What you should do: In the records below, some lines hold the word "icon". Copy each of those lines.

Stored items from a collection:

□ □ □ □

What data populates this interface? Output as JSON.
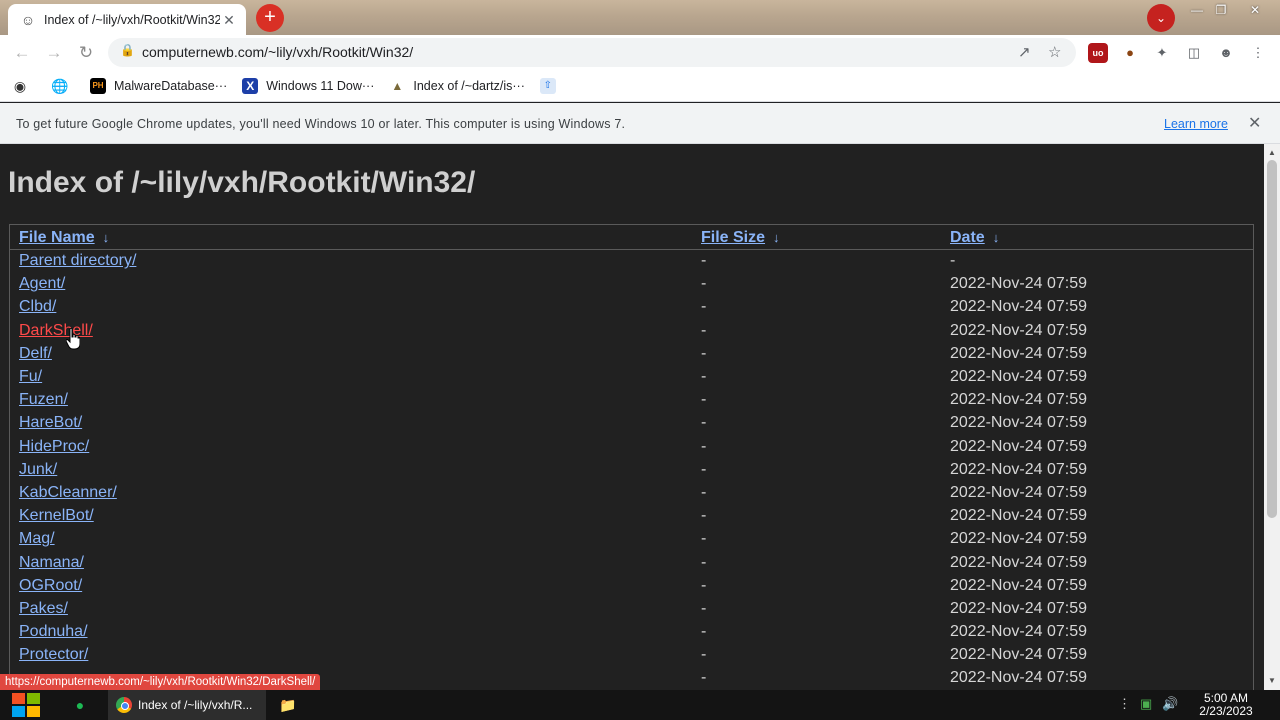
{
  "tab": {
    "title": "Index of /~lily/vxh/Rootkit/Win32/",
    "close_icon": "close-icon"
  },
  "toolbar": {
    "url": "computernewb.com/~lily/vxh/Rootkit/Win32/"
  },
  "bookmarks": [
    {
      "label": "",
      "icon": "github-icon"
    },
    {
      "label": "",
      "icon": "globe-icon"
    },
    {
      "label": "MalwareDatabase···",
      "icon": "ph-icon"
    },
    {
      "label": "Windows 11 Dow···",
      "icon": "x-icon"
    },
    {
      "label": "Index of /~dartz/is···",
      "icon": "directory-icon"
    },
    {
      "label": "",
      "icon": "upload-icon"
    }
  ],
  "infobar": {
    "message": "To get future Google Chrome updates, you'll need Windows 10 or later. This computer is using Windows 7.",
    "link": "Learn more"
  },
  "page": {
    "heading": "Index of /~lily/vxh/Rootkit/Win32/",
    "columns": {
      "name": "File Name",
      "size": "File Size",
      "date": "Date",
      "sort_arrow": "↓"
    },
    "rows": [
      {
        "name": "Parent directory/",
        "size": "-",
        "date": "-"
      },
      {
        "name": "Agent/",
        "size": "-",
        "date": "2022-Nov-24 07:59"
      },
      {
        "name": "Clbd/",
        "size": "-",
        "date": "2022-Nov-24 07:59"
      },
      {
        "name": "DarkShell/",
        "size": "-",
        "date": "2022-Nov-24 07:59",
        "hovered": true
      },
      {
        "name": "Delf/",
        "size": "-",
        "date": "2022-Nov-24 07:59"
      },
      {
        "name": "Fu/",
        "size": "-",
        "date": "2022-Nov-24 07:59"
      },
      {
        "name": "Fuzen/",
        "size": "-",
        "date": "2022-Nov-24 07:59"
      },
      {
        "name": "HareBot/",
        "size": "-",
        "date": "2022-Nov-24 07:59"
      },
      {
        "name": "HideProc/",
        "size": "-",
        "date": "2022-Nov-24 07:59"
      },
      {
        "name": "Junk/",
        "size": "-",
        "date": "2022-Nov-24 07:59"
      },
      {
        "name": "KabCleanner/",
        "size": "-",
        "date": "2022-Nov-24 07:59"
      },
      {
        "name": "KernelBot/",
        "size": "-",
        "date": "2022-Nov-24 07:59"
      },
      {
        "name": "Mag/",
        "size": "-",
        "date": "2022-Nov-24 07:59"
      },
      {
        "name": "Namana/",
        "size": "-",
        "date": "2022-Nov-24 07:59"
      },
      {
        "name": "OGRoot/",
        "size": "-",
        "date": "2022-Nov-24 07:59"
      },
      {
        "name": "Pakes/",
        "size": "-",
        "date": "2022-Nov-24 07:59"
      },
      {
        "name": "Podnuha/",
        "size": "-",
        "date": "2022-Nov-24 07:59"
      },
      {
        "name": "Protector/",
        "size": "-",
        "date": "2022-Nov-24 07:59"
      },
      {
        "name": "",
        "size": "-",
        "date": "2022-Nov-24 07:59"
      }
    ]
  },
  "status_url": "https://computernewb.com/~lily/vxh/Rootkit/Win32/DarkShell/",
  "taskbar": {
    "chrome_label": "Index of /~lily/vxh/R...",
    "time": "5:00 AM",
    "date": "2/23/2023"
  },
  "colors": {
    "page_bg": "#212121",
    "link": "#8ab4f8",
    "hover_link": "#ff4a4a",
    "new_tab_button": "#d93025",
    "status_bubble": "#e0473f"
  }
}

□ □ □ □

The completed task:
    "close_icon": "close-icon"
      "icon": "github-icon"
      "icon": "globe-icon"
      "icon": "ph-icon"
      "icon": "x-icon"
      "icon": "directory-icon"
      "icon": "upload-icon"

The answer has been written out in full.